Typically, jeans and shorts sell the best and sell for about $75-100. After the clothes go on sale, customers contact the Instagram page’s direct messages to purchase.
“People always think that I have a lot of money coming in, but I put a lot of money into this business, too,” she said. “I go to three thrift stores in a weekend and spend almost $100 at each store.”
Alonge requires the transaction to be made within 10 minutes through Venmo, a popular mobile payment service, or the next customer will have an opportunity to purchase. Some items sell within minutes of being uploaded.
“It’s just me watching everyone DM me,” Alonge said. “I can’t be watching all my DMs and comments at the same time. Everything is high demand, so it’s hard to hold items for people.”
With help from her Zeta Tau Alpha sorority sisters, Alonge was able grow the business after its inception. Some of her sorority sisters have thousands of followers and they all promoted her brand for free.
Michigan Made Media
Jackson junior Kenny Harris and his friends Paul Berkemeier, Coltan Brennan, Jayden Stiles and Mike Callendar started a company in May 2018, which is responsible for many large followings on Instagram.
Michigan Made Media, comprised of the five co-owners, is “a team of social media and content specialist who provide individuals and small businesses with services, including social media growth and product marketing,” according to its website.
The business began after Harris and Berkemeier started growing Instagram accounts for some friends.
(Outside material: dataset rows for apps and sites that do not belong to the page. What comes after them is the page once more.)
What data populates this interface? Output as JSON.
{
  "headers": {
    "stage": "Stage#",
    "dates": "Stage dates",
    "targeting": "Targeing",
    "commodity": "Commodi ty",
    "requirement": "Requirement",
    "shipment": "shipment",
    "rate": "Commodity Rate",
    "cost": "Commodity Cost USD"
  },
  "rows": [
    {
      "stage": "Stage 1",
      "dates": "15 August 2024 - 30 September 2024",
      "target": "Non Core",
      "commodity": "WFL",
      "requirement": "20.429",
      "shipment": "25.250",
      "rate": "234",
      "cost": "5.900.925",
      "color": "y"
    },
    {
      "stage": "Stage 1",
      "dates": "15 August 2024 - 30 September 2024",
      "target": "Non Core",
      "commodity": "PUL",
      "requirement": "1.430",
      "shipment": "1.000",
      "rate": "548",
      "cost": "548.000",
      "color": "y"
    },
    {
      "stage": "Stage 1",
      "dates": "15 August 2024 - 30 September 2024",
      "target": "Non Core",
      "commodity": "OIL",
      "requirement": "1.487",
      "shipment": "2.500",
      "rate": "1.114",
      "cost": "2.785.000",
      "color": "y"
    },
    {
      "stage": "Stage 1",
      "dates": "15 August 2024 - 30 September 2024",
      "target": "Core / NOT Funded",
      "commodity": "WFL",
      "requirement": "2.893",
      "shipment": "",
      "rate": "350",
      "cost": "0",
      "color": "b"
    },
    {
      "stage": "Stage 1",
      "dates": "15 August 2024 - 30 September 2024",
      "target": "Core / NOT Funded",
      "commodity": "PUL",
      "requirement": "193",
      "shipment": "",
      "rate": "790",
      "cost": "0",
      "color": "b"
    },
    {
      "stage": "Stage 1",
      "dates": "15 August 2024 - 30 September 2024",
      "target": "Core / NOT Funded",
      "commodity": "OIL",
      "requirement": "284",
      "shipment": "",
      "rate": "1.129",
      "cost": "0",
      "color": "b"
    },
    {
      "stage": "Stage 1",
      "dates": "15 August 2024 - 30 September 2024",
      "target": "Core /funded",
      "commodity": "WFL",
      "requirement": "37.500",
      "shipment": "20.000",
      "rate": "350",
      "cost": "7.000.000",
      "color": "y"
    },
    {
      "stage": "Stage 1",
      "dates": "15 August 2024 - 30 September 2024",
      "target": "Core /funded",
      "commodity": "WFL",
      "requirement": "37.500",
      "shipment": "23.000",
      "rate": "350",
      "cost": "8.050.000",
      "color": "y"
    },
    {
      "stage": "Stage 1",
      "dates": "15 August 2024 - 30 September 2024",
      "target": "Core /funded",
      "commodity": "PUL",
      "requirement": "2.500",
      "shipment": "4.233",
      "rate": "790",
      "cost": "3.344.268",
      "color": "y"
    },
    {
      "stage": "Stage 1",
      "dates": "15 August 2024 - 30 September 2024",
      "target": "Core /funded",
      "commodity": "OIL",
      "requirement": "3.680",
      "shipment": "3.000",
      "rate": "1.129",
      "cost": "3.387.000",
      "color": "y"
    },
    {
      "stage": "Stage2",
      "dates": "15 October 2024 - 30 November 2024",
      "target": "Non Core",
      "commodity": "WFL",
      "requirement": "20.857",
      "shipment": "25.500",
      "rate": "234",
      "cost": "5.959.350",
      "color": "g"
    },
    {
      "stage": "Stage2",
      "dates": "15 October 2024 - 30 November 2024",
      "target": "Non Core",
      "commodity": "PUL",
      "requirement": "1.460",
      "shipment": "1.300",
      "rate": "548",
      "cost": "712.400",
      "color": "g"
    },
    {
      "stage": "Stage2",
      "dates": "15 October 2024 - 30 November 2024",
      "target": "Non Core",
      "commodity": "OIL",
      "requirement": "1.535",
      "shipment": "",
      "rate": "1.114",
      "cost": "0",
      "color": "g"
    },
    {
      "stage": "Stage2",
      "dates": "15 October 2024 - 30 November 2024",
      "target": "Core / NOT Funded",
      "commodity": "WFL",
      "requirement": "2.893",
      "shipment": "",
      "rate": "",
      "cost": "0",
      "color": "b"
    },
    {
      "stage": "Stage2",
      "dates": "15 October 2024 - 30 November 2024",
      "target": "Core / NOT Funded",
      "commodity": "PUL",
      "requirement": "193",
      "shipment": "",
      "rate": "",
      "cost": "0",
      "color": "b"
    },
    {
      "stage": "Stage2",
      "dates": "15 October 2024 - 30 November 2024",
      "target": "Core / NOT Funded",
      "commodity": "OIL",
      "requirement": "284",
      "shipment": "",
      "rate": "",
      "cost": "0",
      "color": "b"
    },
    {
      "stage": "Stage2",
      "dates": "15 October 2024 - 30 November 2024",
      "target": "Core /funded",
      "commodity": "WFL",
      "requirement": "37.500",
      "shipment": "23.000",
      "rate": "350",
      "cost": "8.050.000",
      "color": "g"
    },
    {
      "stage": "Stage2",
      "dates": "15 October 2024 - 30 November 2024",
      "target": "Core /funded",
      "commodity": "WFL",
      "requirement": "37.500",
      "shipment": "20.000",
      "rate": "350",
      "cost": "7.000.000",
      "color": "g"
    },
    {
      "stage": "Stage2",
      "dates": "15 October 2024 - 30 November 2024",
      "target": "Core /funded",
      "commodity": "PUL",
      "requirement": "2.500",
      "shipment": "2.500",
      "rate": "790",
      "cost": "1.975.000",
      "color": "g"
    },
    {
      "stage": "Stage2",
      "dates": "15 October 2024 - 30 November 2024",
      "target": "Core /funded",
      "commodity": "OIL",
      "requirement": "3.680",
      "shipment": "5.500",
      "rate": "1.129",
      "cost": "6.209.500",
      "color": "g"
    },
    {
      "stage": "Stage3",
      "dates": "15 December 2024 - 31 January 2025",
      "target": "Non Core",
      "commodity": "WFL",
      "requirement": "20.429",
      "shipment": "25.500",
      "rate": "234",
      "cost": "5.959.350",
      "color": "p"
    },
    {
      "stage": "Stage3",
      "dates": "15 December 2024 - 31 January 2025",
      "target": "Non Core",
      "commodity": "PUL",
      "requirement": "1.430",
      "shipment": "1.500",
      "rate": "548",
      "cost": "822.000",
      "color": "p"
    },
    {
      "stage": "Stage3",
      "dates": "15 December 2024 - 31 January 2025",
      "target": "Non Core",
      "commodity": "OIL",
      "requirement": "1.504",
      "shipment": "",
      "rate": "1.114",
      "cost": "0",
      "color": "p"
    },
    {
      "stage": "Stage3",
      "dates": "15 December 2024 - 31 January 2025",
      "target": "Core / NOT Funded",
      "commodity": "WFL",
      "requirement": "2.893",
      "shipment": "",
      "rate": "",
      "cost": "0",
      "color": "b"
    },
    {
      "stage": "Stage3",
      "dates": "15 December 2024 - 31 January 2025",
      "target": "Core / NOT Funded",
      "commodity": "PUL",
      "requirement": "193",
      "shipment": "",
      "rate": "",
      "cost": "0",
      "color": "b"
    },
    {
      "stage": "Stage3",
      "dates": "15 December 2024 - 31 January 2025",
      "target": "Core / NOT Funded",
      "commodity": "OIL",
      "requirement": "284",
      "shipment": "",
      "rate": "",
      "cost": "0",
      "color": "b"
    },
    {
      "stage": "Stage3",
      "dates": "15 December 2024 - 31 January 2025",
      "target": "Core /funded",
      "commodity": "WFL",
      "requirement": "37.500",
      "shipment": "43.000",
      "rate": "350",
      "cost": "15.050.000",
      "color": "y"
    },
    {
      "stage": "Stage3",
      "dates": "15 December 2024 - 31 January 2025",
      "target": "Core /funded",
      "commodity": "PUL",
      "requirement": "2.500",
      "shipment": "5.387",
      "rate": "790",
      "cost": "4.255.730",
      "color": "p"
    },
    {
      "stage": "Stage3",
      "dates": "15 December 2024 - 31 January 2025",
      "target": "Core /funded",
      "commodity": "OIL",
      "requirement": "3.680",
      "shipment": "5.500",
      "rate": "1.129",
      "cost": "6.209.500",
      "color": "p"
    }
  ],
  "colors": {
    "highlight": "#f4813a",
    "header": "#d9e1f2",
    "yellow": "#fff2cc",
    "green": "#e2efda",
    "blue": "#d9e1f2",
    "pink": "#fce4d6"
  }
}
Harris said the two decided to “go all in,” started building a website and eventually added Brennan, Stiles and Callendar as equal owners and contributors to the company.
Harris said during the company's first week it had zero sales. The team credited this failure to the high cost for services, decided to change their business model and lowered their subscription rates.
Michigan Made Media started with 5-10 influencers from CMU, Harris said. Harris considers an influencer someone who has at least 10k followers and are promoters or brand ambassadors, whether for clothing, nutrion or fitness companies.
The company now has 40-50 influencers, many of them female.
“I am not saying girls like attention, but girls love attention,” Harris said, jokingly. “It is kind cool seeing our influencers say, ‘I did not think (gaining 5,000 followers in a month) was possible.’”
The company has expanded beyond CMU and manages somewhere between 100 and 200 Instagram accounts across the United States, Harris said. Collectively the accounts have over 1.2 million followers.
Katlyn White gained 6,000 followers in three months from Michigan Made Media’s services. The fitness model said in a testimonial that increasing her followers opened up several modeling opportunities.
While the company primarily grows personal accounts, small businesses, like Wayside, O’Kelly’s, insurance agents and car dealerships, take advantage of Michigan Made Media’s services, Harris said.
Michigan Made Media promotes their services, festivals and parties through their influencers. The festivals and parties are put on in partnership with Prime Social Group, which Harris said is the 3rd largest festival company in the United States.
Harris hopes by 2020 the company is making $125,000 in revenue but realizes building a business upon a business is risky. Harris said one update could change everything, much like “that one infamous Snapchat update.”
Although there are some foreseen risks, Michigan Made Media continues to grow. Its newest addition is an office in Jackson where the team spends most of the day on Instagram and playing video games while their accounts grow.